→ Work to complete:
Retype the records below so that each one matches exactly.

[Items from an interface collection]
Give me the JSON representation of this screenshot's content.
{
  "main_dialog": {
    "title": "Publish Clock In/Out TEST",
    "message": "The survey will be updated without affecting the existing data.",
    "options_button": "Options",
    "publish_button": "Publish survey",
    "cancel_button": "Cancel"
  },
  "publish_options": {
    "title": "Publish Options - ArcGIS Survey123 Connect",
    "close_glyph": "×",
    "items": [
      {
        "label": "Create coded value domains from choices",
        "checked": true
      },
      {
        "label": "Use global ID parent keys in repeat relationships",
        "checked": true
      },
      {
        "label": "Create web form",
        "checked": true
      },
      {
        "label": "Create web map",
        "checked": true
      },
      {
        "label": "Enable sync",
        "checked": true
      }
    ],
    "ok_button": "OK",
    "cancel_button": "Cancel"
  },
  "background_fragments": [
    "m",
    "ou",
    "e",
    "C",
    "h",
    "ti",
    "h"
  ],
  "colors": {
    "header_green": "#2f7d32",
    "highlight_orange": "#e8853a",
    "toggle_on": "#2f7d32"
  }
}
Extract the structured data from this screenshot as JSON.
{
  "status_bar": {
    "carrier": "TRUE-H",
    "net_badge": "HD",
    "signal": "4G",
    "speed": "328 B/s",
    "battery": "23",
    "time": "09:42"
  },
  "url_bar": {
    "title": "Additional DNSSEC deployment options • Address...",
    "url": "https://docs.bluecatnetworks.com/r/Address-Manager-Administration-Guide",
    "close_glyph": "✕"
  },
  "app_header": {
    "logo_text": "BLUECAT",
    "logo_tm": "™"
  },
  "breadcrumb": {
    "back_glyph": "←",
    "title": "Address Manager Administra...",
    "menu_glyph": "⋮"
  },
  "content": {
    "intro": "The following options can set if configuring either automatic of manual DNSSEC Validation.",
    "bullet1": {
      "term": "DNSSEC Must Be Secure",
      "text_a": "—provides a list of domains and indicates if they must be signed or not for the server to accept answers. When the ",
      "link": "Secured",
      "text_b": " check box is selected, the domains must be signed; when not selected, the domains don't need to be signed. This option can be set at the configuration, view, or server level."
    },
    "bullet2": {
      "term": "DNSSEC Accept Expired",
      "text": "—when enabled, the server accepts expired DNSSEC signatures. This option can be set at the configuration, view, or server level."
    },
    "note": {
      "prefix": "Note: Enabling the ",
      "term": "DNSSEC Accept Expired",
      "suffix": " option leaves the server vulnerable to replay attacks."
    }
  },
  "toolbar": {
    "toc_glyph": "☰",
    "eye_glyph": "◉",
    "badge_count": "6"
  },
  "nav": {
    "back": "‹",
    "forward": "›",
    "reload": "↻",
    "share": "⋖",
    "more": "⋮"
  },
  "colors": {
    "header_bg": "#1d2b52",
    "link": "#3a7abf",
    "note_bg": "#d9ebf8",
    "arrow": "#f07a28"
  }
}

→ Response box:
Give me the JSON representation of this screenshot's content.
{
  "main_dialog": {
    "title": "Publish Clock In/Out TEST",
    "message": "The survey will be updated without affecting the existing data.",
    "options_button": "Options",
    "publish_button": "Publish survey",
    "cancel_button": "Cancel"
  },
  "publish_options": {
    "title": "Publish Options - ArcGIS Survey123 Connect",
    "close_glyph": "×",
    "items": [
      {
        "label": "Create coded value domains from choices",
        "checked": true
      },
      {
        "label": "Use global ID parent keys in repeat relationships",
        "checked": true
      },
      {
        "label": "Create web form",
        "checked": true
      },
      {
        "label": "Create web map",
        "checked": true
      },
      {
        "label": "Enable sync",
        "checked": true
      }
    ],
    "ok_button": "OK",
    "cancel_button": "Cancel"
  },
  "background_fragments": [
    "m",
    "ou",
    "e",
    "C",
    "h",
    "ti",
    "h"
  ],
  "colors": {
    "header_green": "#2f7d32",
    "highlight_orange": "#e8853a",
    "toggle_on": "#2f7d32"
  }
}
Extract the structured data from this screenshot as JSON.
{
  "status_bar": {
    "carrier": "TRUE-H",
    "net_badge": "HD",
    "signal": "4G",
    "speed": "328 B/s",
    "battery": "23",
    "time": "09:42"
  },
  "url_bar": {
    "title": "Additional DNSSEC deployment options • Address...",
    "url": "https://docs.bluecatnetworks.com/r/Address-Manager-Administration-Guide",
    "close_glyph": "✕"
  },
  "app_header": {
    "logo_text": "BLUECAT",
    "logo_tm": "™"
  },
  "breadcrumb": {
    "back_glyph": "←",
    "title": "Address Manager Administra...",
    "menu_glyph": "⋮"
  },
  "content": {
    "intro": "The following options can set if configuring either automatic of manual DNSSEC Validation.",
    "bullet1": {
      "term": "DNSSEC Must Be Secure",
      "text_a": "—provides a list of domains and indicates if they must be signed or not for the server to accept answers. When the ",
      "link": "Secured",
      "text_b": " check box is selected, the domains must be signed; when not selected, the domains don't need to be signed. This option can be set at the configuration, view, or server level."
    },
    "bullet2": {
      "term": "DNSSEC Accept Expired",
      "text": "—when enabled, the server accepts expired DNSSEC signatures. This option can be set at the configuration, view, or server level."
    },
    "note": {
      "prefix": "Note: Enabling the ",
      "term": "DNSSEC Accept Expired",
      "suffix": " option leaves the server vulnerable to replay attacks."
    }
  },
  "toolbar": {
    "toc_glyph": "☰",
    "eye_glyph": "◉",
    "badge_count": "6"
  },
  "nav": {
    "back": "‹",
    "forward": "›",
    "reload": "↻",
    "share": "⋖",
    "more": "⋮"
  },
  "colors": {
    "header_bg": "#1d2b52",
    "link": "#3a7abf",
    "note_bg": "#d9ebf8",
    "arrow": "#f07a28"
  }
}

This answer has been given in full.